A special issue of International Journal of Environmental Research and Public Health (ISSN 1660-4601).
Deadline for manuscript submissions: closed (30 April 2012).
Interests: skin cancer prevention, and affecting health behaviours, in primary care; photodermatology
The evidence that sunbathing is associated to skin cancer is overwhelming. Cultural differences in the desire of a population to seek out the sun, differs, being more pronounced amongst paler populations in moderate to colder climates. Within a population sun seeking habit varies with age, gender, geographical location and the individual’s perceived risk status influencing behaviour and attitudes. As well as risk groups for skin cancer development such as sun sensitive skin type and familial or individual history of melanoma it is generally accepted that exaggerated sun exposure, most often in the form of recreational exposure such as sun bathing, should be avoided during childhood. Information about risk and methods for reducing sun exposure are keys to changing sun exposure habits and attitudes. Information campaigns need to be factual and effective. Evaluations of the outcome of preventive campaigns, whether they be directed to specific groups or to the general public, need to be performed.

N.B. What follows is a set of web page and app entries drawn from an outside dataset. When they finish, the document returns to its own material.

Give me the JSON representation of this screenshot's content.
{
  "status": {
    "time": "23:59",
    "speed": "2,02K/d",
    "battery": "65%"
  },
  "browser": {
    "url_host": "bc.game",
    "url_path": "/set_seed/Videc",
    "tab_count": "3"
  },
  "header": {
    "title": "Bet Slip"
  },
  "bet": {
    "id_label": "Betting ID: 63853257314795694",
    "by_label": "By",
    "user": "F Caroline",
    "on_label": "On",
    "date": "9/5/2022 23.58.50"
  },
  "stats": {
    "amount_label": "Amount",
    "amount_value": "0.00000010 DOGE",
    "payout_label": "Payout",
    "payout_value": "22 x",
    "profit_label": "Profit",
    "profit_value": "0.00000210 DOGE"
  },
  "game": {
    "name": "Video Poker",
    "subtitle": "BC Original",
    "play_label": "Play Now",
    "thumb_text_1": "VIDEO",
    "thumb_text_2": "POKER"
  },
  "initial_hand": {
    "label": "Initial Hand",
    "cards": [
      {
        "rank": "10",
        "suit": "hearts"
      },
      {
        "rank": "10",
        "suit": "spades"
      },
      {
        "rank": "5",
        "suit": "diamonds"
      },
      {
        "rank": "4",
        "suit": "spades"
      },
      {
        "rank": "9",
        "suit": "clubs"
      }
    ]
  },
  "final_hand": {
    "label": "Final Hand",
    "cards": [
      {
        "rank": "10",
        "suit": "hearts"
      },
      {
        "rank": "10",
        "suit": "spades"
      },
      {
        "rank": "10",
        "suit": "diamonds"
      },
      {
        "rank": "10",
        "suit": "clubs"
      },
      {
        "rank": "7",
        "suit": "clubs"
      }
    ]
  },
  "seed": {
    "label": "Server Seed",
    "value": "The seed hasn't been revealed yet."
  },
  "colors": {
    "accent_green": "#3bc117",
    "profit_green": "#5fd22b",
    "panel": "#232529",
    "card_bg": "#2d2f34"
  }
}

When total avoidance of sunlight is not possible (or desired), sunscreens and protective clothing are alternatives in the last line of defence in an activity (sunbathing) which is often enjoyed but is potentially dangerous in the long term. Moving behavioural patterns toward more controlled exposure to light including the small amounts of UV necessary to maintain adequate levels of vitamin-D, is an important public health issue.
Prof. Dr. Christopher David Anderson
Dr. Magnus Falk
- Sun protection behaviour
- Sun exposure habits
- Skin cancer prevention
- Behaviour change
- Risk communication
- Ultraviolet radiation